It was in a department store during a promotional appearance for his television show that George, dressed in full superhero regalia, did get a taste of fear. Scores of the 16,000 children in attendance decided to test Superman’s invulnerability. George fought back the tears caused by a barrage of kicks to his shins by his giggling fans. Maybe this was Karmic “payback” for all of those children who maimed and killed themselves imitating their hero by trying to fly out of high windows? But things got much worse for George when a young boy produced his father’s “World War II” memento, a loaded .30-caliber German Luger, and pointed it directly at the big red “S” on Superman’s chest. The boy wanted to have a slug than had been flattened from Superman’s dense skin as a souvenir of their meeting. Before the tike could squeeze the trigger, George convinced the lad that someone could get hurt when the bullet bounced off him then grabbed the pistol away from the youth. The boy took home a signed 8x10 glossy, and George kept the gun.

Then in 1957, just like his television counterpart, George’s world exploded. THE ADVENTURES OF SUPERMAN was canceled. He thought this could be the opportunity to take other film roles. Unfortunately, nobody was offering them to him.

June 16, 1959, in the early morning hours, a drunk, naked, depressed Superman sat at the foot of his bed. His affair with Toni (and her money) had soured. His answering machine tape was filled with her frequent harassing calls, in which she threatened to expose his bisexual tendencies. (Did Superman like men? It would explain the red go-go boots.) But Toni was definitely not “all talk and no action.” Six months prior, she kidnapped his pet schnauzer from his parked car and killed it. Maybe it was her, using Eddie’s influence, that kept George from working in the film business.

Downstairs, the new love-of-his-life, Leonore Lemon, entertained some of the local ginhounds. There was always free booze at George’s house and the party raged on. George needed his sleep. Tomorrow he would pick up a small piece of change in a two-round exhibition boxing match with prize-fighter Archie Moore. Moore would badly bruise him just like the kids did at those Superman personal appearance tours so many years ago. On the dresser was a .30-caliber Luger. His mind raced faster than a locomotive.

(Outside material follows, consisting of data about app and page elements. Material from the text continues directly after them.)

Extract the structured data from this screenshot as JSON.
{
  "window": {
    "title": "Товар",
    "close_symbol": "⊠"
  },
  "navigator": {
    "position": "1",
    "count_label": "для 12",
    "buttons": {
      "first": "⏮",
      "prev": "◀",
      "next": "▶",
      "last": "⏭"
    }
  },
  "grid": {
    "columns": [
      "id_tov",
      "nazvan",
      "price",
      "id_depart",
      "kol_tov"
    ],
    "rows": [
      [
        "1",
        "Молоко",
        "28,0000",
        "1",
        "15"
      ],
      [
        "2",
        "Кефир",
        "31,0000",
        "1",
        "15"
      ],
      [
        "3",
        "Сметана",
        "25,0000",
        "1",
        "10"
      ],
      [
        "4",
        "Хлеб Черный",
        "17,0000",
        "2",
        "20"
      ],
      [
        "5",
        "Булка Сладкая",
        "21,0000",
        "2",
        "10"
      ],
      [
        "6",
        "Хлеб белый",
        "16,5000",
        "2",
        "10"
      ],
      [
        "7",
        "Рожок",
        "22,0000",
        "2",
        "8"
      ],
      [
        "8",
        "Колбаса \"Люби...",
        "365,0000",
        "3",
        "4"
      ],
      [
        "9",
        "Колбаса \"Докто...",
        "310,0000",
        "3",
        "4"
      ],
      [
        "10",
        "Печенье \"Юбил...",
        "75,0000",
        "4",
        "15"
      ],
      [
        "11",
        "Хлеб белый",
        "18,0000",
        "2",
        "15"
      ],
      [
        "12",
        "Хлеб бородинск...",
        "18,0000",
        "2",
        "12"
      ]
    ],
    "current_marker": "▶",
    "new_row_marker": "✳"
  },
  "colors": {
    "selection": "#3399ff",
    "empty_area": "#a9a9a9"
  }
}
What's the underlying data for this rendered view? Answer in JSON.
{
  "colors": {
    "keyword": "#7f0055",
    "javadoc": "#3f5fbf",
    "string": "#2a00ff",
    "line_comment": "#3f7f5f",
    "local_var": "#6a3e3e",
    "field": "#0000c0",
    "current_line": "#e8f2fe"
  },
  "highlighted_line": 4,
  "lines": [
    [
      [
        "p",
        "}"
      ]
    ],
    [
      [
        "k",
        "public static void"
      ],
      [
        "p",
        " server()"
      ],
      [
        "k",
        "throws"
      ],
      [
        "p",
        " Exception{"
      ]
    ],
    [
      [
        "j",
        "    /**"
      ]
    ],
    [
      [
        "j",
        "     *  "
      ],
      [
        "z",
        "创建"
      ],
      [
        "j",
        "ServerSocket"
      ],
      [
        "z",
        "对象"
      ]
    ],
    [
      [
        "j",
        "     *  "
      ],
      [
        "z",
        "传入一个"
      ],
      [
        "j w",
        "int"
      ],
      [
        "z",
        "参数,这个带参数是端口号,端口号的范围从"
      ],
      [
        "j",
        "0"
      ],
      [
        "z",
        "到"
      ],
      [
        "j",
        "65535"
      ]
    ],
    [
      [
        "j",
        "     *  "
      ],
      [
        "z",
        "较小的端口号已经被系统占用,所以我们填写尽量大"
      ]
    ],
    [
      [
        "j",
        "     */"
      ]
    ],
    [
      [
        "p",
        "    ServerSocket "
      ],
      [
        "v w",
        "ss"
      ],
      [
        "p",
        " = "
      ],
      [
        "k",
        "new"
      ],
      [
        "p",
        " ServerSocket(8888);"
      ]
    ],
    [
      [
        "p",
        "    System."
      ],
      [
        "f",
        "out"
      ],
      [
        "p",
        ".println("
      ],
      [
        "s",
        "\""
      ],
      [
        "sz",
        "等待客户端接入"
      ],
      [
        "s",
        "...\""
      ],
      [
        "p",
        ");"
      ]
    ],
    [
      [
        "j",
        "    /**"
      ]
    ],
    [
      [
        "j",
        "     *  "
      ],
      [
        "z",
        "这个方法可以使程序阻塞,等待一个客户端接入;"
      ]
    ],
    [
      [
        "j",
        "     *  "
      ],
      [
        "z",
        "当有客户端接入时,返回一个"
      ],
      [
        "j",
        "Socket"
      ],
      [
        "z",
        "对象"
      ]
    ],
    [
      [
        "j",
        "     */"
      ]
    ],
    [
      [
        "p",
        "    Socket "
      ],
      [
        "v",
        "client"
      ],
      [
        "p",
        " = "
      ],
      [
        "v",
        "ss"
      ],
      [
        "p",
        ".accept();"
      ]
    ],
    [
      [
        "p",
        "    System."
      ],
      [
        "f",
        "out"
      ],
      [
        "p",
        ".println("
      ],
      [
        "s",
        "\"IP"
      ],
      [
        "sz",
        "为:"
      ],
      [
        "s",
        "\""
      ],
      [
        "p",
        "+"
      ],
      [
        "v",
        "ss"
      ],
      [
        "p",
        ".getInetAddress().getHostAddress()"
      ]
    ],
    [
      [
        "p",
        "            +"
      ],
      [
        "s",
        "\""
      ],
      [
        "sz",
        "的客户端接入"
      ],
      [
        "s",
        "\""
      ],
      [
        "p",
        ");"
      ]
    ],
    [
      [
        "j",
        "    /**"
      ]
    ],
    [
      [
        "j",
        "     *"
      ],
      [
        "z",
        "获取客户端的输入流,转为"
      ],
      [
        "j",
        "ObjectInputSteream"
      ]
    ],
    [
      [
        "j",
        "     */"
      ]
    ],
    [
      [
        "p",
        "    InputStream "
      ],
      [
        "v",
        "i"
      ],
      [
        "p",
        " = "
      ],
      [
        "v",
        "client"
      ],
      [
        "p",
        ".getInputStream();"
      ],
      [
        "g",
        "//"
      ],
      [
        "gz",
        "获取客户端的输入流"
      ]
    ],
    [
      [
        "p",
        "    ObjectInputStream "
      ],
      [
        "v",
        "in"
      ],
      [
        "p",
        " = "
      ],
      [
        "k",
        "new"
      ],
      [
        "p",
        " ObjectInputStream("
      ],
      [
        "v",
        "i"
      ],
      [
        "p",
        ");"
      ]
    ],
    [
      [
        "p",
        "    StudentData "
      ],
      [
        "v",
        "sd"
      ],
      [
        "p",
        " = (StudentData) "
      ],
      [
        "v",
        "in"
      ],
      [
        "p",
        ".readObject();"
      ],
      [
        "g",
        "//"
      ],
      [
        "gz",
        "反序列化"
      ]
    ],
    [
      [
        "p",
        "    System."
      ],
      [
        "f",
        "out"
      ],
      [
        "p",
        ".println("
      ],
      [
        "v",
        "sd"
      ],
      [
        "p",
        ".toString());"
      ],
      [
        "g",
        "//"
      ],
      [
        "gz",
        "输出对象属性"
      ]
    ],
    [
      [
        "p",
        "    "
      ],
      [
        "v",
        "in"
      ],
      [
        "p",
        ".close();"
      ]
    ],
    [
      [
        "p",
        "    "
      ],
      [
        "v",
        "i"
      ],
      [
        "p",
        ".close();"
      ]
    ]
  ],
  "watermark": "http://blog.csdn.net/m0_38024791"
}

Leonore Lemon amused her inebriated guests by making the comment, “He [George] is getting the gun now, and he is going to shoot himself.” Chugging drinks and laughter was their only response. The booze stopped flowing when a shot was heard from the bedroom. Was Leonore physic?

The next morning the most ironic thing happened. A message was left on George’s answering machine offering him the chance to produce, direct, and star in a movie about witchcraft. It would have been the only professional work for George since his show was canceled, and the chance to restore his self-esteem.

Incidentally, every SUPERMAN comic book reader knows that the only thing besides kryptonite that can kill Superman is magic. If George would have waited 24 hours before squeezing the trigger, magic (or in this case, witchcraft) would have saved him.

No comments: